# DATA SUPPLIED:
+-------+

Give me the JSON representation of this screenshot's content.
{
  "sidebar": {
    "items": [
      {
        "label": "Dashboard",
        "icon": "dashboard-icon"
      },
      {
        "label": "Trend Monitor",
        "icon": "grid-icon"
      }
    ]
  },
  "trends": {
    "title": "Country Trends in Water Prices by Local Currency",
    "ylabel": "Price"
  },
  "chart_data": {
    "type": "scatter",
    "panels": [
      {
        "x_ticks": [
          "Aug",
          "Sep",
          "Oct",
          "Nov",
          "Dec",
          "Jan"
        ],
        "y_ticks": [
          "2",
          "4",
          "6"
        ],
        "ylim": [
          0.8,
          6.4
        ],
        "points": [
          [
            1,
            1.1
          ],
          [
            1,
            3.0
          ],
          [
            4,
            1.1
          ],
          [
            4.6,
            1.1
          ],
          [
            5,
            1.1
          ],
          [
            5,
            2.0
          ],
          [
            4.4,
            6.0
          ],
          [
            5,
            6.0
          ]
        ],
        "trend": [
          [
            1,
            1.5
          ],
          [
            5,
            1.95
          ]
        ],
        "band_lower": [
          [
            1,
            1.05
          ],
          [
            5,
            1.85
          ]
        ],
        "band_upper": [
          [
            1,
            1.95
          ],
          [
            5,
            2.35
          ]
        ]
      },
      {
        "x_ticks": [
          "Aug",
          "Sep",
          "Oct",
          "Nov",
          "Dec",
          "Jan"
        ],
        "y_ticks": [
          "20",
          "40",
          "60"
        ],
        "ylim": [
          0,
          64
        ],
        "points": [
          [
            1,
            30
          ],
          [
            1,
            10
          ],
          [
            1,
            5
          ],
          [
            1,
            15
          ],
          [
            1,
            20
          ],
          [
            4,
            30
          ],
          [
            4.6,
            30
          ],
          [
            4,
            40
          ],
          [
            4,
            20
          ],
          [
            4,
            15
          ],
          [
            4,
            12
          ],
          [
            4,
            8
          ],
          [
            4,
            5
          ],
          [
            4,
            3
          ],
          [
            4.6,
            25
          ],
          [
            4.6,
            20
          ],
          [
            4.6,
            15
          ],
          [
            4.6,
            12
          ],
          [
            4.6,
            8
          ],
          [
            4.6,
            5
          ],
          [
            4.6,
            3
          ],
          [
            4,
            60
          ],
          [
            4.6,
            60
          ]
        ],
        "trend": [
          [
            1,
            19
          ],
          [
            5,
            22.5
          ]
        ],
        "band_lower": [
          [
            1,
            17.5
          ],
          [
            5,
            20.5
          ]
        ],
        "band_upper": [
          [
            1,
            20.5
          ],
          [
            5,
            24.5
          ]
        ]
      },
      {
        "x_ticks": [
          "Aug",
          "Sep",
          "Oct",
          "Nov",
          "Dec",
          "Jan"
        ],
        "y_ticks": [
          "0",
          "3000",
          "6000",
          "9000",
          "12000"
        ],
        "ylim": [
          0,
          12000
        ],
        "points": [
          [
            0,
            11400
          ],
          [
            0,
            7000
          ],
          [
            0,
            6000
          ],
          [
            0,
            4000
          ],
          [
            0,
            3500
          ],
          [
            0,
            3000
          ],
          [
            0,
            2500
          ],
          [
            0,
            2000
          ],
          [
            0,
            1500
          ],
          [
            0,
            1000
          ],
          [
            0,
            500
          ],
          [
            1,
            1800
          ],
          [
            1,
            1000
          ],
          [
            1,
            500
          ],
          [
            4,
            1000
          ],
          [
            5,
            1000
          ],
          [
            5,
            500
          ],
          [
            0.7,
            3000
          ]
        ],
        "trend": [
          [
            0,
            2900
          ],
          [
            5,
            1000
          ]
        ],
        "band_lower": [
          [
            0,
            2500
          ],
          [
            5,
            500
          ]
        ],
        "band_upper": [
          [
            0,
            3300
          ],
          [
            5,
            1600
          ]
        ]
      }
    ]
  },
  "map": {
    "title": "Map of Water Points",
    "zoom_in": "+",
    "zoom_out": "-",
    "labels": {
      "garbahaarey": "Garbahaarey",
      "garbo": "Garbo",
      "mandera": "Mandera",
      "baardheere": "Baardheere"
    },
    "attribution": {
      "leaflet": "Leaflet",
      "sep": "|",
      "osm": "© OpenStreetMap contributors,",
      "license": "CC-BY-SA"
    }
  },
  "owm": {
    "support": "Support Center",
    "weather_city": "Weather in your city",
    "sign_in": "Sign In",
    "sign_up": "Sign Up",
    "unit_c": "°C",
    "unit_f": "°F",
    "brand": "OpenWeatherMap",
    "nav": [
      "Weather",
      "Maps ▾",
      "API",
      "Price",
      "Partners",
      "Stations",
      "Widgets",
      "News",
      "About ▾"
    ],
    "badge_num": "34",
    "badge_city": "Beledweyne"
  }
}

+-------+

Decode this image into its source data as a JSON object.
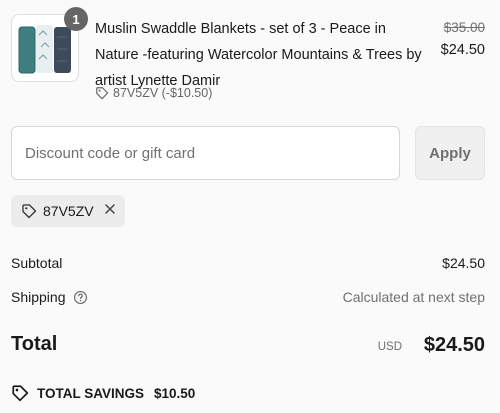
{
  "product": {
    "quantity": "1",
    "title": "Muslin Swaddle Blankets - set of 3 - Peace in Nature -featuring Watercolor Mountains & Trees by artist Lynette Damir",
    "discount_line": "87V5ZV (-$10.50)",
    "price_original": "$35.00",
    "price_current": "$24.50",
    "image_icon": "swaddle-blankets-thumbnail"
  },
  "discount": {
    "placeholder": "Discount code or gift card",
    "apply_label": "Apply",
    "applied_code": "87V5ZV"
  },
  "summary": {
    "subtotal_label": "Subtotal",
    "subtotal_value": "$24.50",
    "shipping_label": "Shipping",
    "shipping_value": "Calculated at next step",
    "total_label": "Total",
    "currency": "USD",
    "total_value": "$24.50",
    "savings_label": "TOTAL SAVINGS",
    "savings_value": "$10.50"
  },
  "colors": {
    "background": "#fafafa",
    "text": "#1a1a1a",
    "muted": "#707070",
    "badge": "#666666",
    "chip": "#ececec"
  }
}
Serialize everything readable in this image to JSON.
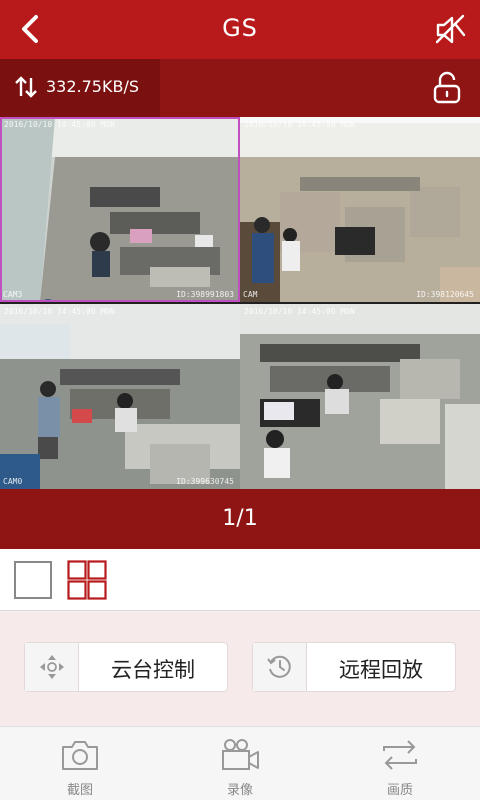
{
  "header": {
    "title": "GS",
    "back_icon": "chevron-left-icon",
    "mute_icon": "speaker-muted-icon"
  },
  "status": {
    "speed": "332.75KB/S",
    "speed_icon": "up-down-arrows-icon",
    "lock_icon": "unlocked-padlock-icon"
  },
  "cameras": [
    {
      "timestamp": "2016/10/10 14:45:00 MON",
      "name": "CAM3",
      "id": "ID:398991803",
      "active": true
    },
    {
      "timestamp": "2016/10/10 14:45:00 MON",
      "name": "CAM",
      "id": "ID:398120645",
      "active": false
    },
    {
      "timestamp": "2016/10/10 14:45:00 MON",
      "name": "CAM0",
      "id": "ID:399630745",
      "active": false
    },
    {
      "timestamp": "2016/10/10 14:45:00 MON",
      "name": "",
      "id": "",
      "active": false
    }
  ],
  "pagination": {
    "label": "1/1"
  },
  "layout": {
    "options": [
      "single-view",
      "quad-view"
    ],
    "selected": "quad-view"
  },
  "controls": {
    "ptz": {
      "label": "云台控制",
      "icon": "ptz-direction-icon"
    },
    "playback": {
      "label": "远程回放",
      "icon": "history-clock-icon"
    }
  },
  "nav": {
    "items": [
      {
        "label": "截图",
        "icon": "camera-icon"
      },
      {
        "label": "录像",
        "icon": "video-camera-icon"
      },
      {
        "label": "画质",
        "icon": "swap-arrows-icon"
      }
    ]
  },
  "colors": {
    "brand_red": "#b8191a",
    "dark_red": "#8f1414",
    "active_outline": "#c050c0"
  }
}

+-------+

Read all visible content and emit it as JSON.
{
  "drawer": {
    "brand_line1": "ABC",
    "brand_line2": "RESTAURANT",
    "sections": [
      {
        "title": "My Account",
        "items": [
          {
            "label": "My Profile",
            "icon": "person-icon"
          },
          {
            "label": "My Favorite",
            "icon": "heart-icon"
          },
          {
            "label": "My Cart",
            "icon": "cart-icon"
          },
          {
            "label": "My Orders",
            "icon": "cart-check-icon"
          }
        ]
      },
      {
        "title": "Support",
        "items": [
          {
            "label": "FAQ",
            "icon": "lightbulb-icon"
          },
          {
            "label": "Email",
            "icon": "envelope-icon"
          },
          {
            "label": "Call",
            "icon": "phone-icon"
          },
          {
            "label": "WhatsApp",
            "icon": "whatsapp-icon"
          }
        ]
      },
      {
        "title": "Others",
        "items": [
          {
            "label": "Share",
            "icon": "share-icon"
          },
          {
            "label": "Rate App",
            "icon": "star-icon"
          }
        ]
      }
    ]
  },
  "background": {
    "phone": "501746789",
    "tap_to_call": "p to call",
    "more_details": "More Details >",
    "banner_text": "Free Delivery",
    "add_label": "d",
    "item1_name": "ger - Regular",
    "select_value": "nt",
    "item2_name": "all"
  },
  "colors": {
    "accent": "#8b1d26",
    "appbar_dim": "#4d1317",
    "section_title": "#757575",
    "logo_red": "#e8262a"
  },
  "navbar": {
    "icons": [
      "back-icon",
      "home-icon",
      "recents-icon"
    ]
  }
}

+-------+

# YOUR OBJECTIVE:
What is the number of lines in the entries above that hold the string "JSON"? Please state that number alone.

# COMPLETED TASK:
4